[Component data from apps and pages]
++++++++++
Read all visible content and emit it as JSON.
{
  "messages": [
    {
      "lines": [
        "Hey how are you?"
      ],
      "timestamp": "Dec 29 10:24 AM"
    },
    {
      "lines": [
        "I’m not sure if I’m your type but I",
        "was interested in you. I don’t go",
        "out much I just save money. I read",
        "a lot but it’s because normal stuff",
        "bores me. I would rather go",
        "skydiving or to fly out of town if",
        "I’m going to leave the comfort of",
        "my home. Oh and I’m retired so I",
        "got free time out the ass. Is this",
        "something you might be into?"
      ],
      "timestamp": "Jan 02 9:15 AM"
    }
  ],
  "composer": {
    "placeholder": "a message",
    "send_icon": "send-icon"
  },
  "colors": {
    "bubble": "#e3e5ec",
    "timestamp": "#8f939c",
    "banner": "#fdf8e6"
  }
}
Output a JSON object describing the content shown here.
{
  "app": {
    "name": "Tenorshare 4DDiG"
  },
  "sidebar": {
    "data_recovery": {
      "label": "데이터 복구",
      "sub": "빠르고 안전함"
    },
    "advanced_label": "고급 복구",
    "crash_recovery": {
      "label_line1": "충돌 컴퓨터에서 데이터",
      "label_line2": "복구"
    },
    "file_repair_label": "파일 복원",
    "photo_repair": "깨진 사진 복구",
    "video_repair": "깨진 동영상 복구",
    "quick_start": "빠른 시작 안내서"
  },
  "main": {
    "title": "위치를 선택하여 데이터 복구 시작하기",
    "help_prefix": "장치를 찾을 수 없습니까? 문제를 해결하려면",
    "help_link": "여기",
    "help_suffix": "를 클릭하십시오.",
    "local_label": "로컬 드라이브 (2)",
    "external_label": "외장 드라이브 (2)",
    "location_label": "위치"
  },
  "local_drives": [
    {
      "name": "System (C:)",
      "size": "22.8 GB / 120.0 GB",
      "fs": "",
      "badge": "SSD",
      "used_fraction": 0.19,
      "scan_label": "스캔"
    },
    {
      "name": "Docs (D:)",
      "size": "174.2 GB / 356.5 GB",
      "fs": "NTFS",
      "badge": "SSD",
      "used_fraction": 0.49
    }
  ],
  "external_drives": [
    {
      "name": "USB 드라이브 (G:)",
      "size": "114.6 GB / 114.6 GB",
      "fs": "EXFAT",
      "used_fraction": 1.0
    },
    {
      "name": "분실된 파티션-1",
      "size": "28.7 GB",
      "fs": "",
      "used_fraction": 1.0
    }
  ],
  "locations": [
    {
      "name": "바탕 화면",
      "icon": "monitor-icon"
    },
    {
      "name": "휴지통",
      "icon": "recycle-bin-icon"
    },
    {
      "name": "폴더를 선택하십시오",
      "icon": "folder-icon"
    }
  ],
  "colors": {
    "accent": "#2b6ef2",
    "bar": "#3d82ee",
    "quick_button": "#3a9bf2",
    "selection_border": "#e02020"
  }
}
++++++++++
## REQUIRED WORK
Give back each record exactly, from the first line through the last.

## EXERCISE RESPONSE
Read all visible content and emit it as JSON.
{
  "messages": [
    {
      "lines": [
        "Hey how are you?"
      ],
      "timestamp": "Dec 29 10:24 AM"
    },
    {
      "lines": [
        "I’m not sure if I’m your type but I",
        "was interested in you. I don’t go",
        "out much I just save money. I read",
        "a lot but it’s because normal stuff",
        "bores me. I would rather go",
        "skydiving or to fly out of town if",
        "I’m going to leave the comfort of",
        "my home. Oh and I’m retired so I",
        "got free time out the ass. Is this",
        "something you might be into?"
      ],
      "timestamp": "Jan 02 9:15 AM"
    }
  ],
  "composer": {
    "placeholder": "a message",
    "send_icon": "send-icon"
  },
  "colors": {
    "bubble": "#e3e5ec",
    "timestamp": "#8f939c",
    "banner": "#fdf8e6"
  }
}
Output a JSON object describing the content shown here.
{
  "app": {
    "name": "Tenorshare 4DDiG"
  },
  "sidebar": {
    "data_recovery": {
      "label": "데이터 복구",
      "sub": "빠르고 안전함"
    },
    "advanced_label": "고급 복구",
    "crash_recovery": {
      "label_line1": "충돌 컴퓨터에서 데이터",
      "label_line2": "복구"
    },
    "file_repair_label": "파일 복원",
    "photo_repair": "깨진 사진 복구",
    "video_repair": "깨진 동영상 복구",
    "quick_start": "빠른 시작 안내서"
  },
  "main": {
    "title": "위치를 선택하여 데이터 복구 시작하기",
    "help_prefix": "장치를 찾을 수 없습니까? 문제를 해결하려면",
    "help_link": "여기",
    "help_suffix": "를 클릭하십시오.",
    "local_label": "로컬 드라이브 (2)",
    "external_label": "외장 드라이브 (2)",
    "location_label": "위치"
  },
  "local_drives": [
    {
      "name": "System (C:)",
      "size": "22.8 GB / 120.0 GB",
      "fs": "",
      "badge": "SSD",
      "used_fraction": 0.19,
      "scan_label": "스캔"
    },
    {
      "name": "Docs (D:)",
      "size": "174.2 GB / 356.5 GB",
      "fs": "NTFS",
      "badge": "SSD",
      "used_fraction": 0.49
    }
  ],
  "external_drives": [
    {
      "name": "USB 드라이브 (G:)",
      "size": "114.6 GB / 114.6 GB",
      "fs": "EXFAT",
      "used_fraction": 1.0
    },
    {
      "name": "분실된 파티션-1",
      "size": "28.7 GB",
      "fs": "",
      "used_fraction": 1.0
    }
  ],
  "locations": [
    {
      "name": "바탕 화면",
      "icon": "monitor-icon"
    },
    {
      "name": "휴지통",
      "icon": "recycle-bin-icon"
    },
    {
      "name": "폴더를 선택하십시오",
      "icon": "folder-icon"
    }
  ],
  "colors": {
    "accent": "#2b6ef2",
    "bar": "#3d82ee",
    "quick_button": "#3a9bf2",
    "selection_border": "#e02020"
  }
}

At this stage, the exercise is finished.